** Data under study follows **
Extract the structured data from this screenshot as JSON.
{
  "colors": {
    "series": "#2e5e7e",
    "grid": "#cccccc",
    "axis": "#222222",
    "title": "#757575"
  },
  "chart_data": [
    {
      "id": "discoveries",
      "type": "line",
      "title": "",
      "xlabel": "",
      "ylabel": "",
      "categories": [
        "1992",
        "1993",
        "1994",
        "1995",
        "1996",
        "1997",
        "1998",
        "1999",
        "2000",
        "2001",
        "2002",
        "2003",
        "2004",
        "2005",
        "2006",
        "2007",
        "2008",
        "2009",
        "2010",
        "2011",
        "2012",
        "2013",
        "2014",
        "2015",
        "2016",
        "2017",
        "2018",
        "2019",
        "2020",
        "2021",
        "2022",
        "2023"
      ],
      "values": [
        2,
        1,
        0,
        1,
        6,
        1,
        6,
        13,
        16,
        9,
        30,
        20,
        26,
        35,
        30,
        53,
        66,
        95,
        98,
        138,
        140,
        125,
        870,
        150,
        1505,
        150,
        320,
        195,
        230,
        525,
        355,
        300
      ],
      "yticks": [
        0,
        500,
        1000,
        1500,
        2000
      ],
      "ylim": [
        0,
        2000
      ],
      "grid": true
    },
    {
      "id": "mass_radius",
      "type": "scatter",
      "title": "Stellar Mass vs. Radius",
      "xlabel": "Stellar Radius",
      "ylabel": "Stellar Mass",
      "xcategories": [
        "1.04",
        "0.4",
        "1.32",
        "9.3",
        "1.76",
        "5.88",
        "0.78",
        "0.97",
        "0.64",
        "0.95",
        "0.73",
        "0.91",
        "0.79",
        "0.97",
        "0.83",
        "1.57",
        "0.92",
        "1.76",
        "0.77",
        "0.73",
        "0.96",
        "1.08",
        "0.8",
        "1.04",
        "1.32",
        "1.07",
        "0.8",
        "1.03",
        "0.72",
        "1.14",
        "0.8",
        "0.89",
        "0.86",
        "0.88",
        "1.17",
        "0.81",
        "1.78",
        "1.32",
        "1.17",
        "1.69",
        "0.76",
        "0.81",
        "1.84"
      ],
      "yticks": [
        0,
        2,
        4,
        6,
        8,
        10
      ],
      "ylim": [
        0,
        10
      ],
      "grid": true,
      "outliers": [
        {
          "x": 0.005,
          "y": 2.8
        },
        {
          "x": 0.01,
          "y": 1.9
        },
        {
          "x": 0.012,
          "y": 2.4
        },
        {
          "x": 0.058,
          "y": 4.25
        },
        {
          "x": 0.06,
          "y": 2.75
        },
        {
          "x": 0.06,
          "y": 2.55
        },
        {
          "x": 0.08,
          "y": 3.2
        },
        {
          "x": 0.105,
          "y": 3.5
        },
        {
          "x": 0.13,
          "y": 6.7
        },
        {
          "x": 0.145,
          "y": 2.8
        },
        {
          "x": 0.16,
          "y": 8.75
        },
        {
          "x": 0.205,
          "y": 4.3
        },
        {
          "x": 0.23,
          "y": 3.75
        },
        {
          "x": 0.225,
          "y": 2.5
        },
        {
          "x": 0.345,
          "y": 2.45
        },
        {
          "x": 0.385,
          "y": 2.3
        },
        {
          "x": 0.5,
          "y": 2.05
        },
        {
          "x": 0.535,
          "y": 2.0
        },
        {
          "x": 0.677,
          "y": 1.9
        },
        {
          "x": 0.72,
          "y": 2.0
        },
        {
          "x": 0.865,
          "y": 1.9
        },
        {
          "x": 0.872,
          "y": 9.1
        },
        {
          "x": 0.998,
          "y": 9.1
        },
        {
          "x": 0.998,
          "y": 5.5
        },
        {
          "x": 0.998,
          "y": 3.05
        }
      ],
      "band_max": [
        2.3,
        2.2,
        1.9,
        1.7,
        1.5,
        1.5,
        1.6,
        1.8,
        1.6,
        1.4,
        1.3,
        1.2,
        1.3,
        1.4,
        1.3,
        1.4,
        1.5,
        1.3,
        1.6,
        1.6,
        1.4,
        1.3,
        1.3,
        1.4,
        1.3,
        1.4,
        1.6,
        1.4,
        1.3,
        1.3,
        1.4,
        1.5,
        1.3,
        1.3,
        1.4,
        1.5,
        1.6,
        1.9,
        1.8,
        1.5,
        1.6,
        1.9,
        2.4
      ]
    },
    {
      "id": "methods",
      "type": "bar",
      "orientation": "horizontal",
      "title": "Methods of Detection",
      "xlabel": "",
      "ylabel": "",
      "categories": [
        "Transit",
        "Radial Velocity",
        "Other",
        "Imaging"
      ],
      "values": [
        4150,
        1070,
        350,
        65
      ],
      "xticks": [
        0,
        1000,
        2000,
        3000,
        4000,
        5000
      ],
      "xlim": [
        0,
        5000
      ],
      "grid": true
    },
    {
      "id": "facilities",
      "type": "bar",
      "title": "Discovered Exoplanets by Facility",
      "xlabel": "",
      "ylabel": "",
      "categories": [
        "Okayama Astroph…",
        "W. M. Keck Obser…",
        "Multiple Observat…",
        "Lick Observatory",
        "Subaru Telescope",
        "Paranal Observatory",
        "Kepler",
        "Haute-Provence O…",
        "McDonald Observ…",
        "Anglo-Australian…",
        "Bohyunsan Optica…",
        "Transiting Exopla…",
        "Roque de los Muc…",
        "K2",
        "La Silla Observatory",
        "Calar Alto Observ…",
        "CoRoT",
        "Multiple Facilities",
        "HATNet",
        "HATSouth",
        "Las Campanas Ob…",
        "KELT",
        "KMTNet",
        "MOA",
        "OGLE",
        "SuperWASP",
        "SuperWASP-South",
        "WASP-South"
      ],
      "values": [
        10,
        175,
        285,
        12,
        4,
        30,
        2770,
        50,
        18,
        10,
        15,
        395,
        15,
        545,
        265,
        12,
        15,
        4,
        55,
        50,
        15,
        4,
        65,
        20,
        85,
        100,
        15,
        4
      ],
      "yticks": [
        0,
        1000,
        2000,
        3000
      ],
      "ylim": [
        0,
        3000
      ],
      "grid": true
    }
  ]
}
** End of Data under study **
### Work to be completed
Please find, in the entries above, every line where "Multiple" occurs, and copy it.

### Answer to the exercise
        "Multiple Observat…",
        "Multiple Facilities",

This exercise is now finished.